* AIM OF THE TASK *
Below are the records; copy each line in which "Root" occurs.

Dataset items
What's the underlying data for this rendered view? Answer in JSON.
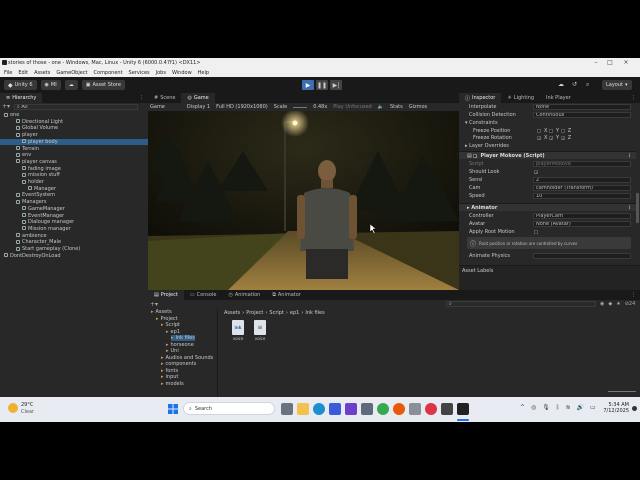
{
  "window": {
    "title": "stories of those - one - Windows, Mac, Linux - Unity 6 (6000.0.47f1) <DX11>"
  },
  "menu": [
    "File",
    "Edit",
    "Assets",
    "GameObject",
    "Component",
    "Services",
    "Jobs",
    "Window",
    "Help"
  ],
  "toolbar": {
    "account": "Unity 6",
    "mi": "MI",
    "asset_store": "Asset Store",
    "layout": "Layout"
  },
  "hierarchy": {
    "tab": "Hierarchy",
    "search_placeholder": "All",
    "items": [
      {
        "label": "one",
        "indent": 0
      },
      {
        "label": "Directional Light",
        "indent": 2
      },
      {
        "label": "Global Volume",
        "indent": 2
      },
      {
        "label": "player",
        "indent": 2
      },
      {
        "label": "player body",
        "indent": 3
      },
      {
        "label": "Terrain",
        "indent": 2
      },
      {
        "label": "env",
        "indent": 2
      },
      {
        "label": "player canvas",
        "indent": 2
      },
      {
        "label": "fading image",
        "indent": 3
      },
      {
        "label": "mission stuff",
        "indent": 3
      },
      {
        "label": "holder",
        "indent": 3
      },
      {
        "label": "Manager",
        "indent": 4
      },
      {
        "label": "EventSystem",
        "indent": 2
      },
      {
        "label": "Managers",
        "indent": 2
      },
      {
        "label": "GameManager",
        "indent": 3
      },
      {
        "label": "EventManager",
        "indent": 3
      },
      {
        "label": "Dialouge manager",
        "indent": 3
      },
      {
        "label": "Mission manager",
        "indent": 3
      },
      {
        "label": "ambience",
        "indent": 2
      },
      {
        "label": "Character_Male",
        "indent": 2
      },
      {
        "label": "Start gameplay (Clone)",
        "indent": 2
      },
      {
        "label": "DontDestroyOnLoad",
        "indent": 0
      }
    ]
  },
  "scene_tabs": [
    "Scene",
    "Game"
  ],
  "game_toolbar": {
    "mode": "Game",
    "display": "Display 1",
    "resolution": "Full HD (1920x1080)",
    "scale_label": "Scale",
    "scale_value": "0.48x",
    "play_unfocused": "Play Unfocused",
    "stats": "Stats",
    "gizmos": "Gizmos"
  },
  "inspector": {
    "tabs": [
      "Inspector",
      "Lighting",
      "Ink Player"
    ],
    "rows": [
      {
        "label": "Interpolate",
        "value": "None"
      },
      {
        "label": "Collision Detection",
        "value": "Continuous"
      }
    ],
    "constraints": "Constraints",
    "freeze_position": "Freeze Position",
    "freeze_rotation": "Freeze Rotation",
    "axes": [
      "X",
      "Y",
      "Z"
    ],
    "layer_overrides": "Layer Overrides",
    "component": "Player Mokove (Script)",
    "script_label": "Script",
    "script_value": "playerMokove",
    "fields": [
      {
        "label": "Should Look",
        "value": "✓"
      },
      {
        "label": "Sensi",
        "value": "2"
      },
      {
        "label": "Cam",
        "value": "camholder (Transform)"
      },
      {
        "label": "Speed",
        "value": "10"
      }
    ],
    "animator": "Animator",
    "anim_fields": [
      {
        "label": "Controller",
        "value": "PlayerCam"
      },
      {
        "label": "Avatar",
        "value": "None (Avatar)"
      },
      {
        "label": "Apply Root Motion",
        "value": ""
      }
    ],
    "info": "Root position or rotation are controlled by curves",
    "animate_physics": "Animate Physics",
    "asset_labels": "Asset Labels"
  },
  "bottom": {
    "tabs": [
      "Project",
      "Console",
      "Animation",
      "Animator"
    ],
    "breadcrumb": [
      "Assets",
      "Project",
      "Script",
      "ep1",
      "Ink files"
    ],
    "tree": [
      {
        "label": "Assets",
        "indent": 0
      },
      {
        "label": "Project",
        "indent": 1
      },
      {
        "label": "Script",
        "indent": 2
      },
      {
        "label": "ep1",
        "indent": 3
      },
      {
        "label": "Ink files",
        "indent": 4
      },
      {
        "label": "horseone",
        "indent": 3
      },
      {
        "label": "Uni",
        "indent": 3
      },
      {
        "label": "Audios and Sounds",
        "indent": 2
      },
      {
        "label": "components",
        "indent": 2
      },
      {
        "label": "fonts",
        "indent": 2
      },
      {
        "label": "input",
        "indent": 2
      },
      {
        "label": "models",
        "indent": 2
      }
    ],
    "files": [
      {
        "name": "voice",
        "type": "ink"
      },
      {
        "name": "voice",
        "type": "doc"
      }
    ],
    "count": "24"
  },
  "taskbar": {
    "weather_temp": "29°C",
    "weather_desc": "Clear",
    "search": "Search",
    "time": "5:34 AM",
    "date": "7/12/2025"
  }
}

* EXPECTED ANSWER *
        "label": "Apply Root Motion",
    "info": "Root position or rotation are controlled by curves",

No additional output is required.